Data in this exercise:

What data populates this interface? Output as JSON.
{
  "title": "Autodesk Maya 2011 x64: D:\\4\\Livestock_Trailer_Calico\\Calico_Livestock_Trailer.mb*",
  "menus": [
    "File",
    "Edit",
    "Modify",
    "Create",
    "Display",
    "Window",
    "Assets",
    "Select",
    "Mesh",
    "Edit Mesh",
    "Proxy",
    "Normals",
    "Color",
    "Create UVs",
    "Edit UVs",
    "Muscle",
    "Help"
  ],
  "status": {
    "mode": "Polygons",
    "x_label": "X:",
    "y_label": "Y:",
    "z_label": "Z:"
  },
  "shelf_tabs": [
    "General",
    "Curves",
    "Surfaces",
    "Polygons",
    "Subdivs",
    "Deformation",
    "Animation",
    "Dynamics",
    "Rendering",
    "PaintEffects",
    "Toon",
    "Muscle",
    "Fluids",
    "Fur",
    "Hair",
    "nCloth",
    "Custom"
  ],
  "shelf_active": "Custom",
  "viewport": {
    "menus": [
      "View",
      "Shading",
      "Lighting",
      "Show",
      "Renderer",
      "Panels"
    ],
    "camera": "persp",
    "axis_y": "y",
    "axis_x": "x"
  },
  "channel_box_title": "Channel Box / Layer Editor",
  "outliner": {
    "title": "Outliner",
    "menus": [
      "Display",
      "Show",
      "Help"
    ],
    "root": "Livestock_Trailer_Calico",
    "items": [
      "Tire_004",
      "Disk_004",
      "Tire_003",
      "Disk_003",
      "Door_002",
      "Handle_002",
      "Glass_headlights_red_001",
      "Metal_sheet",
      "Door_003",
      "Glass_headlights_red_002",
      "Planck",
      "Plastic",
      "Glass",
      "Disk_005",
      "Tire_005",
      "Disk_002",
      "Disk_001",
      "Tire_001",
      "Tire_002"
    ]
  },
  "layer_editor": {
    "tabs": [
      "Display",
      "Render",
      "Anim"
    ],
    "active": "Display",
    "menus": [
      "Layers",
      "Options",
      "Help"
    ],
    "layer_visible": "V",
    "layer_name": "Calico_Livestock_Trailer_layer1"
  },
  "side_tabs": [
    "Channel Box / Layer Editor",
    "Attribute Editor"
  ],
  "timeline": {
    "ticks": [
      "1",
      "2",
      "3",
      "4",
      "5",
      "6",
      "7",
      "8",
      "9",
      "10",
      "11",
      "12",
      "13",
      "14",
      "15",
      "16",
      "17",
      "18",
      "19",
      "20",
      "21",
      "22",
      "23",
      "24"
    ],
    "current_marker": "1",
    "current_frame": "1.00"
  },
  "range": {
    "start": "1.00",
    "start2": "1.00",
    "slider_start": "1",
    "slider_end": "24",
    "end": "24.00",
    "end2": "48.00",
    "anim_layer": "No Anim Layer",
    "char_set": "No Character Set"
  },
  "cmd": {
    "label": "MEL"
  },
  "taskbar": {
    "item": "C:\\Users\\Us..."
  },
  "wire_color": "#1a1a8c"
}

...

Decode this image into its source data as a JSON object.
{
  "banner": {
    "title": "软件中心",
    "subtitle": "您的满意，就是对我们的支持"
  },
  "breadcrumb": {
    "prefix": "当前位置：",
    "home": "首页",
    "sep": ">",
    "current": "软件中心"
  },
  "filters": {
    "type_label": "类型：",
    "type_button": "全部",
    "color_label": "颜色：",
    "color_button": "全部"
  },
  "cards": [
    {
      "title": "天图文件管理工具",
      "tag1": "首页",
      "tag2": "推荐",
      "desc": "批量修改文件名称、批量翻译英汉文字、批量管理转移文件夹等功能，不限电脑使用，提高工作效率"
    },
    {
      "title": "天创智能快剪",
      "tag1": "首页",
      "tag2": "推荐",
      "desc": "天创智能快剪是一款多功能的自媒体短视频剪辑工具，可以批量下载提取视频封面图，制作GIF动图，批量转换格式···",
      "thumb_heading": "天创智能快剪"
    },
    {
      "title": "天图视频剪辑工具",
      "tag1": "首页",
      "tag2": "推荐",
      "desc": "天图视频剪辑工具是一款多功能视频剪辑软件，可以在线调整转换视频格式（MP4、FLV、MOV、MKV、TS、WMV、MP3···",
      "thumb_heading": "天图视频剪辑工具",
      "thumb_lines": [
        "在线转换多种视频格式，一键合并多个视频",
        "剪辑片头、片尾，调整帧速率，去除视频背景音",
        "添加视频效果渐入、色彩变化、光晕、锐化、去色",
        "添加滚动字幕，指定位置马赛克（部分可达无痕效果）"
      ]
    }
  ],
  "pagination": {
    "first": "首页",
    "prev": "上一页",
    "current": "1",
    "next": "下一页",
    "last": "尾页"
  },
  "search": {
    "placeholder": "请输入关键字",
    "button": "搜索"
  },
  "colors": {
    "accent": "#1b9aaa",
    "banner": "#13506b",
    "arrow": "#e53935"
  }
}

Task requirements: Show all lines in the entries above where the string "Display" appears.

Written answer:
    "Display",
      "Display",
      "Display",
    "active": "Display",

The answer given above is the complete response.